Singaporean twins Melville and Melchoir Lee, who will turn 18 in December, did not follow a family member to HCIS. On the contrary, all three of their older siblings had gone down the mainstream secondary school route. “My wife and I decided to switch things up for the boys, mainly to experiment and observe how the differences in experience, if any, would impact them,” said their father Mr Lee Kim Chong, a businessman.
HCIS, the parents discovered, was certainly different — and it suited them fine. “The first thing that attracted us to the school was its boarding residence. We felt that living away from home would cultivate a sense of responsibility and self-discipline in our kids.” Mr Lee was equally intrigued by the rigorous and broad-based IBDP curriculum, calling it “well-structured”, “well-rounded” and “holistic”.
Another thing that appealed to them was the school’s mix of local and international students. “As part of this diverse community, Melville and Melchoir could be exposed to other cultures and worldviews, develop better communication skills and learn to be adaptable, while not forgetting their roots,” Mr Lee explained.
REMOVING FINANCIAL BARRIERS
Affordability is a crucial factor in selecting where to study. Unfortunately, it may limit the range of options accessible to children from lower-income families. To help these deserving students realise their dreams of academic excellence, and hence set off on the road to success in life, HCIS offers several scholarship schemes.

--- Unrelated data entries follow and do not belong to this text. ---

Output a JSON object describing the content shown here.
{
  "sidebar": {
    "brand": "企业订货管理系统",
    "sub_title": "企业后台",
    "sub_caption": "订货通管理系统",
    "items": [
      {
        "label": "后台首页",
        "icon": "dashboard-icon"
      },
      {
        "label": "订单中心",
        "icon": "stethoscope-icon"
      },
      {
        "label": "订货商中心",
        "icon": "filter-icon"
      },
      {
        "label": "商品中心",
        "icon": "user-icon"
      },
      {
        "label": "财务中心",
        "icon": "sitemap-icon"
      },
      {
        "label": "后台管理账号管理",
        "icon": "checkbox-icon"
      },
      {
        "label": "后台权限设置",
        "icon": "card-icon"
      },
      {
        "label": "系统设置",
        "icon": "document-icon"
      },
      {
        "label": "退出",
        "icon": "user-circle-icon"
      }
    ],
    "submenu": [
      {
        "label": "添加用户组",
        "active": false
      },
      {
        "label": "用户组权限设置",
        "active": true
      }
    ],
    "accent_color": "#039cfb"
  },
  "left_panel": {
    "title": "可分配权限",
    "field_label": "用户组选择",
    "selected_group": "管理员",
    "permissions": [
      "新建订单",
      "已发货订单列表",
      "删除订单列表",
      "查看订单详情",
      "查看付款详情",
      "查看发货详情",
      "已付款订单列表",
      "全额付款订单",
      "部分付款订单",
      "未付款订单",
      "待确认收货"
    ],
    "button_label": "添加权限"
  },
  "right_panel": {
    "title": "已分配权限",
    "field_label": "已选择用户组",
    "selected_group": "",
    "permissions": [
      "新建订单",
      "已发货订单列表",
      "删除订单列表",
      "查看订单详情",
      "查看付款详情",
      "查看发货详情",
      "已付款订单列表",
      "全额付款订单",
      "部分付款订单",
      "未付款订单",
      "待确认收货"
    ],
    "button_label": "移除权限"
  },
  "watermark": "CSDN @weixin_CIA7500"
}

The HCIS-Peter Lim Scholarship is instituted by philanthropist Mr Peter Lim, and covers the tuition fees of IBDP students in full for the duration of the two-year programme.
The HCIS Merit-based Scholarship is awarded to students with an outstanding academic profile who demonstrate excellent leadership qualities and meaningful participation in CCAs.

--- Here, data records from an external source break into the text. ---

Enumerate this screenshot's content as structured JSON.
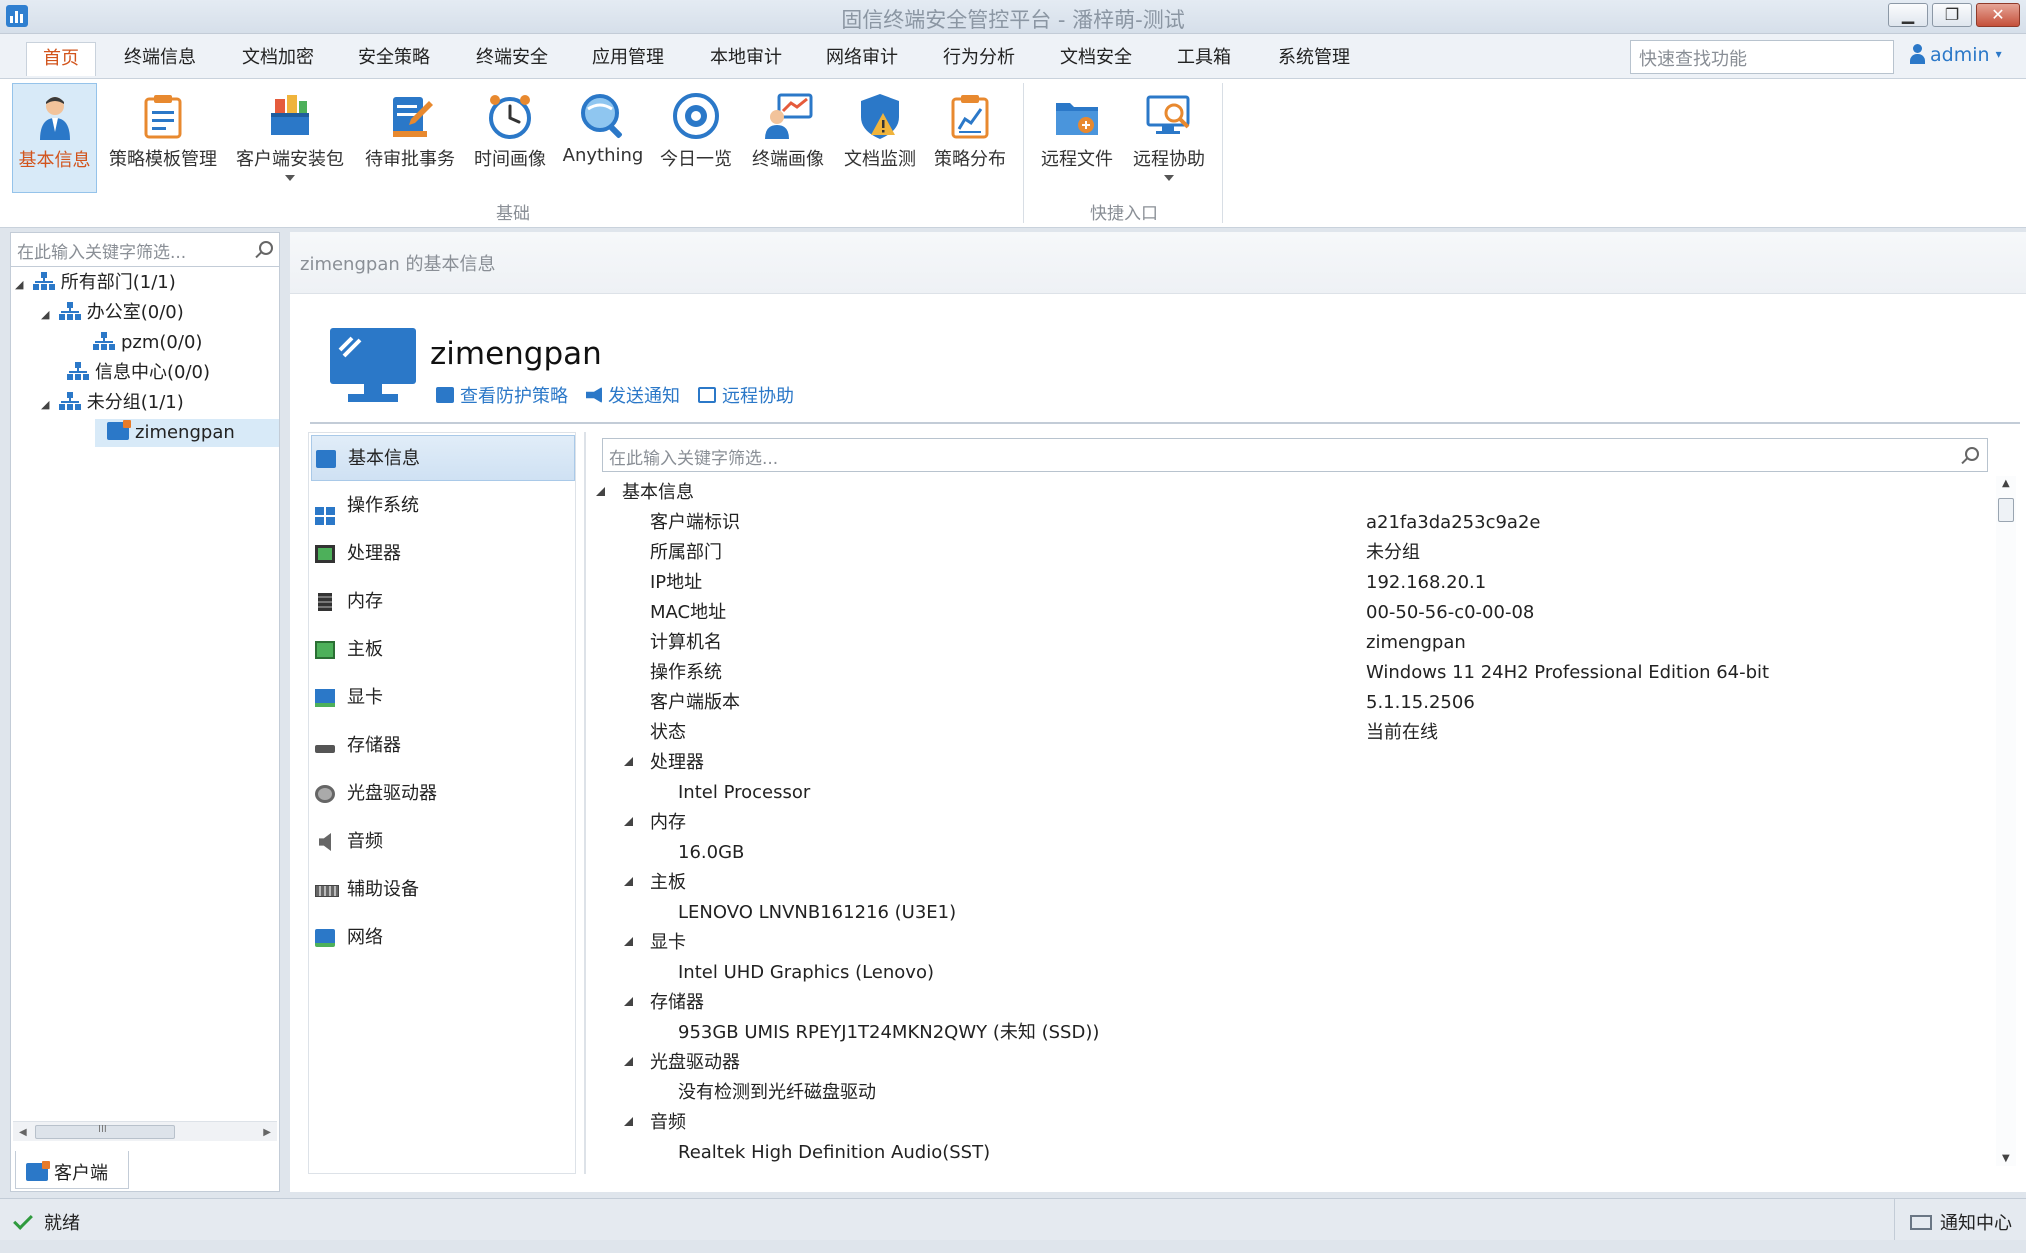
{
  "window": {
    "title": "固信终端安全管控平台 - 潘梓萌-测试",
    "controls": [
      "minimize",
      "restore",
      "close"
    ]
  },
  "menu": {
    "tabs": [
      {
        "label": "首页",
        "active": true
      },
      {
        "label": "终端信息"
      },
      {
        "label": "文档加密"
      },
      {
        "label": "安全策略"
      },
      {
        "label": "终端安全"
      },
      {
        "label": "应用管理"
      },
      {
        "label": "本地审计"
      },
      {
        "label": "网络审计"
      },
      {
        "label": "行为分析"
      },
      {
        "label": "文档安全"
      },
      {
        "label": "工具箱"
      },
      {
        "label": "系统管理"
      }
    ],
    "search_placeholder": "快速查找功能",
    "user": "admin"
  },
  "ribbon": {
    "groups": [
      {
        "label": "基础",
        "items": [
          {
            "label": "基本信息",
            "icon": "user-info-icon",
            "active": true
          },
          {
            "label": "策略模板管理",
            "icon": "template-icon"
          },
          {
            "label": "客户端安装包",
            "icon": "package-icon",
            "dropdown": true
          },
          {
            "label": "待审批事务",
            "icon": "approval-icon"
          },
          {
            "label": "时间画像",
            "icon": "clock-icon"
          },
          {
            "label": "Anything",
            "icon": "search-globe-icon"
          },
          {
            "label": "今日一览",
            "icon": "eye-icon"
          },
          {
            "label": "终端画像",
            "icon": "terminal-profile-icon"
          },
          {
            "label": "文档监测",
            "icon": "shield-alert-icon"
          },
          {
            "label": "策略分布",
            "icon": "chart-doc-icon"
          }
        ]
      },
      {
        "label": "快捷入口",
        "items": [
          {
            "label": "远程文件",
            "icon": "folder-icon"
          },
          {
            "label": "远程协助",
            "icon": "remote-assist-icon",
            "dropdown": true
          }
        ]
      }
    ]
  },
  "tree": {
    "filter_placeholder": "在此输入关键字筛选...",
    "nodes": [
      {
        "label": "所有部门(1/1)",
        "level": 0,
        "expanded": true,
        "type": "org"
      },
      {
        "label": "办公室(0/0)",
        "level": 1,
        "expanded": true,
        "type": "org"
      },
      {
        "label": "pzm(0/0)",
        "level": 2,
        "type": "org"
      },
      {
        "label": "信息中心(0/0)",
        "level": 1,
        "type": "org"
      },
      {
        "label": "未分组(1/1)",
        "level": 1,
        "expanded": true,
        "type": "org"
      },
      {
        "label": "zimengpan",
        "level": 2,
        "type": "pc",
        "selected": true
      }
    ],
    "bottom_tab": "客户端"
  },
  "content": {
    "breadcrumb": "zimengpan 的基本信息",
    "host_name": "zimengpan",
    "actions": [
      "查看防护策略",
      "发送通知",
      "远程协助"
    ]
  },
  "categories": [
    {
      "label": "基本信息",
      "icon": "monitor-icon",
      "active": true
    },
    {
      "label": "操作系统",
      "icon": "windows-icon"
    },
    {
      "label": "处理器",
      "icon": "cpu-icon"
    },
    {
      "label": "内存",
      "icon": "memory-icon"
    },
    {
      "label": "主板",
      "icon": "motherboard-icon"
    },
    {
      "label": "显卡",
      "icon": "graphics-card-icon"
    },
    {
      "label": "存储器",
      "icon": "storage-icon"
    },
    {
      "label": "光盘驱动器",
      "icon": "optical-drive-icon"
    },
    {
      "label": "音频",
      "icon": "speaker-icon"
    },
    {
      "label": "辅助设备",
      "icon": "keyboard-icon"
    },
    {
      "label": "网络",
      "icon": "network-icon"
    }
  ],
  "detail": {
    "filter_placeholder": "在此输入关键字筛选...",
    "section_title": "基本信息",
    "properties": [
      {
        "key": "客户端标识",
        "value": "a21fa3da253c9a2e"
      },
      {
        "key": "所属部门",
        "value": "未分组"
      },
      {
        "key": "IP地址",
        "value": "192.168.20.1"
      },
      {
        "key": "MAC地址",
        "value": "00-50-56-c0-00-08"
      },
      {
        "key": "计算机名",
        "value": "zimengpan"
      },
      {
        "key": "操作系统",
        "value": "Windows 11 24H2 Professional Edition 64-bit"
      },
      {
        "key": "客户端版本",
        "value": "5.1.15.2506"
      },
      {
        "key": "状态",
        "value": "当前在线"
      }
    ],
    "hardware": [
      {
        "group": "处理器",
        "value": "Intel Processor"
      },
      {
        "group": "内存",
        "value": "16.0GB"
      },
      {
        "group": "主板",
        "value": "LENOVO LNVNB161216 (U3E1)"
      },
      {
        "group": "显卡",
        "value": "Intel UHD Graphics (Lenovo)"
      },
      {
        "group": "存储器",
        "value": "953GB UMIS RPEYJ1T24MKN2QWY (未知 (SSD))"
      },
      {
        "group": "光盘驱动器",
        "value": "没有检测到光纤磁盘驱动"
      },
      {
        "group": "音频",
        "value": "Realtek High Definition Audio(SST)"
      }
    ]
  },
  "status": {
    "ready": "就绪",
    "notification_center": "通知中心"
  },
  "colors": {
    "accent": "#2b78c8",
    "active_tab_text": "#d2541c",
    "selected_bg": "#d8eaf8"
  }
}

The HCIS Talent-based Scholarship is awarded to students who possess stellar participation and representation records in sports, arts, community services or youth leadership experiences.

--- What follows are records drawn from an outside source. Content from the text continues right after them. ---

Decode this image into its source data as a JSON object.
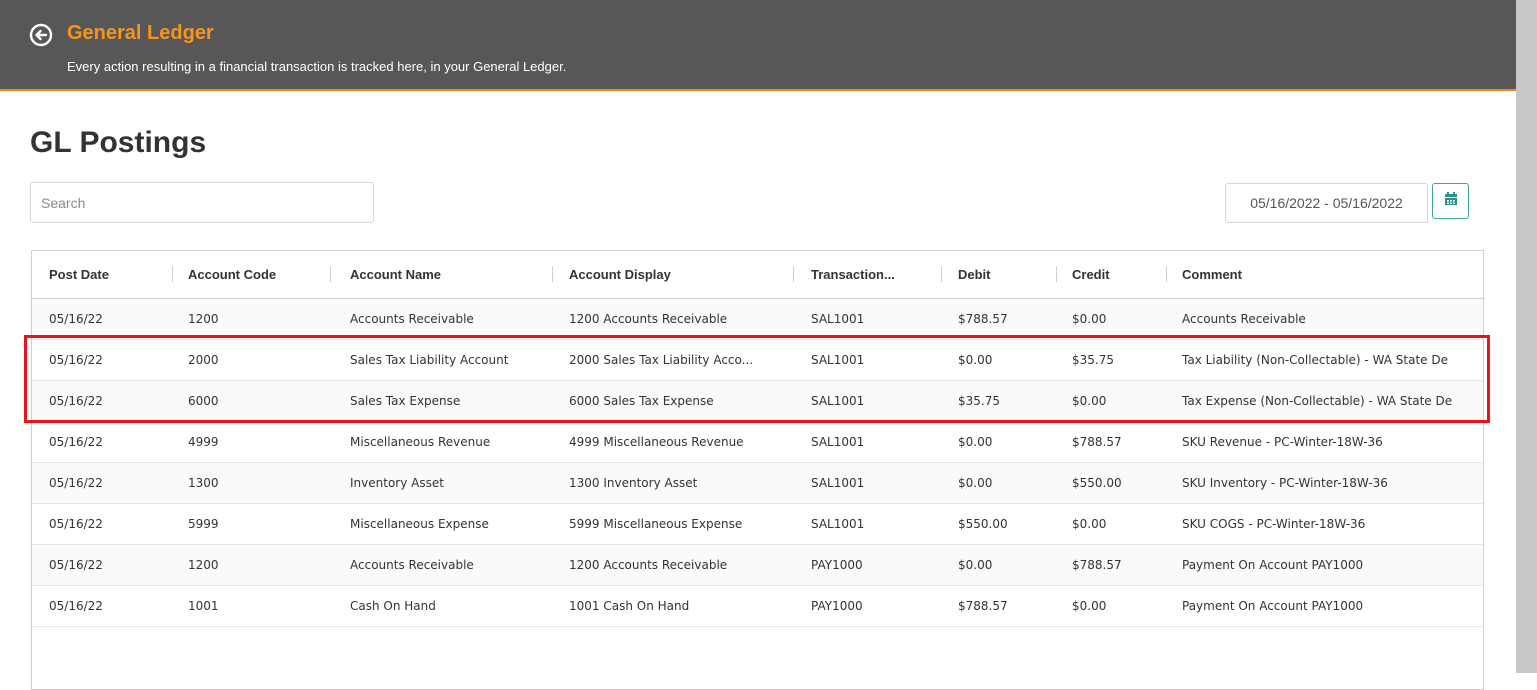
{
  "header": {
    "title": "General Ledger",
    "subtitle": "Every action resulting in a financial transaction is tracked here, in your General Ledger."
  },
  "page": {
    "title": "GL Postings"
  },
  "search": {
    "placeholder": "Search",
    "value": ""
  },
  "date_range": {
    "value": "05/16/2022 - 05/16/2022"
  },
  "icons": {
    "back": "back-arrow-circle-icon",
    "calendar": "calendar-icon"
  },
  "colors": {
    "accent": "#f7941d",
    "header_bg": "#575757",
    "highlight": "#e8141b",
    "calendar_border": "#3aa5a0"
  },
  "table": {
    "columns": [
      "Post Date",
      "Account Code",
      "Account Name",
      "Account Display",
      "Transaction...",
      "Debit",
      "Credit",
      "Comment"
    ],
    "rows": [
      [
        "05/16/22",
        "1200",
        "Accounts Receivable",
        "1200 Accounts Receivable",
        "SAL1001",
        "$788.57",
        "$0.00",
        "Accounts Receivable"
      ],
      [
        "05/16/22",
        "2000",
        "Sales Tax Liability Account",
        "2000 Sales Tax Liability Acco...",
        "SAL1001",
        "$0.00",
        "$35.75",
        "Tax Liability (Non-Collectable) - WA State De"
      ],
      [
        "05/16/22",
        "6000",
        "Sales Tax Expense",
        "6000 Sales Tax Expense",
        "SAL1001",
        "$35.75",
        "$0.00",
        "Tax Expense (Non-Collectable) - WA State De"
      ],
      [
        "05/16/22",
        "4999",
        "Miscellaneous Revenue",
        "4999 Miscellaneous Revenue",
        "SAL1001",
        "$0.00",
        "$788.57",
        "SKU Revenue - PC-Winter-18W-36"
      ],
      [
        "05/16/22",
        "1300",
        "Inventory Asset",
        "1300 Inventory Asset",
        "SAL1001",
        "$0.00",
        "$550.00",
        "SKU Inventory - PC-Winter-18W-36"
      ],
      [
        "05/16/22",
        "5999",
        "Miscellaneous Expense",
        "5999 Miscellaneous Expense",
        "SAL1001",
        "$550.00",
        "$0.00",
        "SKU COGS - PC-Winter-18W-36"
      ],
      [
        "05/16/22",
        "1200",
        "Accounts Receivable",
        "1200 Accounts Receivable",
        "PAY1000",
        "$0.00",
        "$788.57",
        "Payment On Account PAY1000"
      ],
      [
        "05/16/22",
        "1001",
        "Cash On Hand",
        "1001 Cash On Hand",
        "PAY1000",
        "$788.57",
        "$0.00",
        "Payment On Account PAY1000"
      ]
    ]
  }
}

Now in their final year at HCIS, the twins were similarly eager to embark on a new adventure and settled into school easily. Living on campus right from the start helped, as it allowed for more opportunities to interact and make friends. “We’re a very tight-knit community,” said Melchoir of his fellow boarders. Hailing from different countries, mostly within Asia, they quickly bonded through learning one another’s culture and sharing similar interests.
Neither Melchoir nor Melville knew much about the IBDP at first, and the thought of writing a 4,000-word essay was “scary”. However, through HCIS’ six-year integrated curriculum — which progressively introduces students to the various IBDP components from as early as Year 1 — their transition to the programme was smooth. Coursework assignments of increasing difficulty prepared them for the demands of the IBDP, so by the time they hit their senior years, writing an Extended Essay seemed not just “normal” but “enjoyable”.
Indeed, going through the programme has instilled in them a love of learning. “I used to find studying boring, but not anymore,” said Melville. “Through the IBDP coursework, we were able to apply the theoretical knowledge learnt in class to real-world issues happening around us.” For example, their cohort carried out a ‘Changemaker Project’ centred on the United Nations’ Sustainable Development Goals, whereby each team proposed innovative ways to achieve a particular goal, be it reducing unemployment or addressing climate change.
“The IBDP has helped us to become better at managing our time and doing research on our own, while on the non-academic side, being boarders has taught us to live independently. These skills will be useful when we go to university, after completing NS,” said Melchoir. The brothers hope to follow in their father’s footsteps and run their own business one day, with both delving into business management topics for their respective Extended Essays.
Mr Lee, for his part, couldn’t be prouder: “Melville and Melchoir are now more self-motivated and disciplined in their studies. They take full ownership of their responsibilities and are diligent in keeping to their own planned schedules. On top of that, they have also become better communicators and self-aware individuals.” So, it seems, the experiment has paid off.